A programming langauge defines a format for laying out ordered sets of intructions to be executed by a computer. Programming langauges can be sorted into three three categories: interpretted languages, compiled languages, and machine languages. Of these types only machine languages can be understood directly by a computer.
A machine langauge is the set of instructions that a computer's CPU (central processing unit) understands. All instructions and information are represented by numbers; very fast for computers, very hard for human brains to read or write. To ease the task of computer programming, people created easier languages called assembly languages. An assembly language is one which provides textual names for the available machine language commands. This, along with the fact that assembly languages allowed programmers to add spaces and tabs to their code, made assembly languages far easier to program with. Assembly code can then be fed to an assembler which translates it into the machine language of the target computer's CPU.
The use of assembly languages spread very fast, they became known as "second generation languages" but there was still two problems with assembly langauges.
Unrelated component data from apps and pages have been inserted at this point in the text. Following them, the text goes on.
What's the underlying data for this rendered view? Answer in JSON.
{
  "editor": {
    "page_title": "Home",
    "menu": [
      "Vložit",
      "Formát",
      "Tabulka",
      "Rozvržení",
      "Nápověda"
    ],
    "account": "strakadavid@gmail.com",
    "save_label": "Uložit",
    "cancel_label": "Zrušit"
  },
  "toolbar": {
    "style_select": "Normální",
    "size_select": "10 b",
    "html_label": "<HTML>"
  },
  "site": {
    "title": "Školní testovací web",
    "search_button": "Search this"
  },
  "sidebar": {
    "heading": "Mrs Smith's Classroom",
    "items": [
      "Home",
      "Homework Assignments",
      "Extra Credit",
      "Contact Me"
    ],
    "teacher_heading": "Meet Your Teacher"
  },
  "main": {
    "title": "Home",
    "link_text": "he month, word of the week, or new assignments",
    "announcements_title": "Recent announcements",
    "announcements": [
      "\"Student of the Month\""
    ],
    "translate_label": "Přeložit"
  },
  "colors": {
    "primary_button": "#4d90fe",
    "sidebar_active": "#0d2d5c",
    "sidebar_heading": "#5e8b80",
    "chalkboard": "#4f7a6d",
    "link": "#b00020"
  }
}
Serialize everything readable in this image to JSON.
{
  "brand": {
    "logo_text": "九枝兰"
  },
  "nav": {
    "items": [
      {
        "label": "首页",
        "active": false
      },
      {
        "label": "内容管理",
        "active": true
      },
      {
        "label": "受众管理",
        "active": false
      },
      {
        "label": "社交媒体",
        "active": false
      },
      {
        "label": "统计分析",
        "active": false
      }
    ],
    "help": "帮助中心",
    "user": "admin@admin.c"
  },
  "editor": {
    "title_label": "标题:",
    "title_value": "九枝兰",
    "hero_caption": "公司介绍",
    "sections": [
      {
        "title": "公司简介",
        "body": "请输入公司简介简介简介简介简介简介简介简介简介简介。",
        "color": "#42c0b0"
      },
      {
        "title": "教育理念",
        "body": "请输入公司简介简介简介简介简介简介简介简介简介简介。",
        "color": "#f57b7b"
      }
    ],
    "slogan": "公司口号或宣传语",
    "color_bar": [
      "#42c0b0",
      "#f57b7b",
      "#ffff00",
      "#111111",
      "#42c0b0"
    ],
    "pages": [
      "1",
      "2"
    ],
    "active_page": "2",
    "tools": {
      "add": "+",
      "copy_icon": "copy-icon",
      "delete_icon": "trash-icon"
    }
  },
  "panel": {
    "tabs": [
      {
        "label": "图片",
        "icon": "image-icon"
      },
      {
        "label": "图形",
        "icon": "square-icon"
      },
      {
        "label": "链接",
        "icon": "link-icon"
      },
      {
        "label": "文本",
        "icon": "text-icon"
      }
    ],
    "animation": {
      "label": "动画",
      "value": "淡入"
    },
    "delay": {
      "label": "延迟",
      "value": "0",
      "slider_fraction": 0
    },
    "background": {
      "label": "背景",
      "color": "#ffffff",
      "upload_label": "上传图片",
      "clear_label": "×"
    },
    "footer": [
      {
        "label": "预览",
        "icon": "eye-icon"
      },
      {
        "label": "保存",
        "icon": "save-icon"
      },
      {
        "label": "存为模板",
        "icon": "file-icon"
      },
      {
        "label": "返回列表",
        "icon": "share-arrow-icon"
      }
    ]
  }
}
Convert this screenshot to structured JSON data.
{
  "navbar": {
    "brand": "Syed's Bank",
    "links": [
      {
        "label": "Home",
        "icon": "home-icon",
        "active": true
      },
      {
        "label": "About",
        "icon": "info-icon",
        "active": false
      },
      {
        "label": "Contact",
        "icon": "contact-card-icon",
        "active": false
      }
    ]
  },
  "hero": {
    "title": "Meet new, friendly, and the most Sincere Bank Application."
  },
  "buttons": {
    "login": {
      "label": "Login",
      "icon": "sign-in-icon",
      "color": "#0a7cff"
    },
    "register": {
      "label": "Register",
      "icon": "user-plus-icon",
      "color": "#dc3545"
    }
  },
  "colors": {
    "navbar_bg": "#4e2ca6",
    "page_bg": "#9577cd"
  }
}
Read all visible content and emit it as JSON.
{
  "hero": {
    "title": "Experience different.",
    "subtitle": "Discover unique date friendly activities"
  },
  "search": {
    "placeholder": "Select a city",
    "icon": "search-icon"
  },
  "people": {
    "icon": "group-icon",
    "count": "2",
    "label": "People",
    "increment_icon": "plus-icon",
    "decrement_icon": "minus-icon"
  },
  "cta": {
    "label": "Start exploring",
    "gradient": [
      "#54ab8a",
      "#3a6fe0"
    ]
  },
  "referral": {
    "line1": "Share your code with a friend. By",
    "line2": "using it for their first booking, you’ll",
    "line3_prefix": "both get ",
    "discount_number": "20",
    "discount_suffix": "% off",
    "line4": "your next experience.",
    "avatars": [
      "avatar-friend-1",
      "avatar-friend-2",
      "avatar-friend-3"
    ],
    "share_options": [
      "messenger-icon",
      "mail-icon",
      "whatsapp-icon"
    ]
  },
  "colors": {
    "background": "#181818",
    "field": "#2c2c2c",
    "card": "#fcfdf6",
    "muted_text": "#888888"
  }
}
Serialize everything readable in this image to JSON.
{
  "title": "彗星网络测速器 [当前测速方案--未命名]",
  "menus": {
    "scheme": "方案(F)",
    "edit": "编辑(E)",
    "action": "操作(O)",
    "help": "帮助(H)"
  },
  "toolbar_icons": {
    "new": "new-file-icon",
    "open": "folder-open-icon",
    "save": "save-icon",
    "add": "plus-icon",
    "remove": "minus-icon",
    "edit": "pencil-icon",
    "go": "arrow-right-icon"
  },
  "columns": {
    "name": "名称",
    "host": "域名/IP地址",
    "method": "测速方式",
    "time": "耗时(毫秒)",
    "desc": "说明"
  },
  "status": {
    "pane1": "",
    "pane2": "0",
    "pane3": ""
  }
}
Firstly, each command does only a very basic task such as add two numbers or load a value from memory. Using these small commands was quite tedious. The second problem was much bigger. Programs written in an assembly language are bound to a particular type of CPU. Each type of CPU has it's own machine language and, therefore, it's own assembly language. The next task was to design a language that could be translated into the machine language of many CPUs.
These new machine independant langauges were known as "third generation" or "high-level" languages. Designed to be easy to read, these languages were made up of english words, basic mathematical symbols and a few punctuation characters. These languages allow simple statements to be expressioned concisely, for example, adding two numbers and storing the result in memory could be expressed as: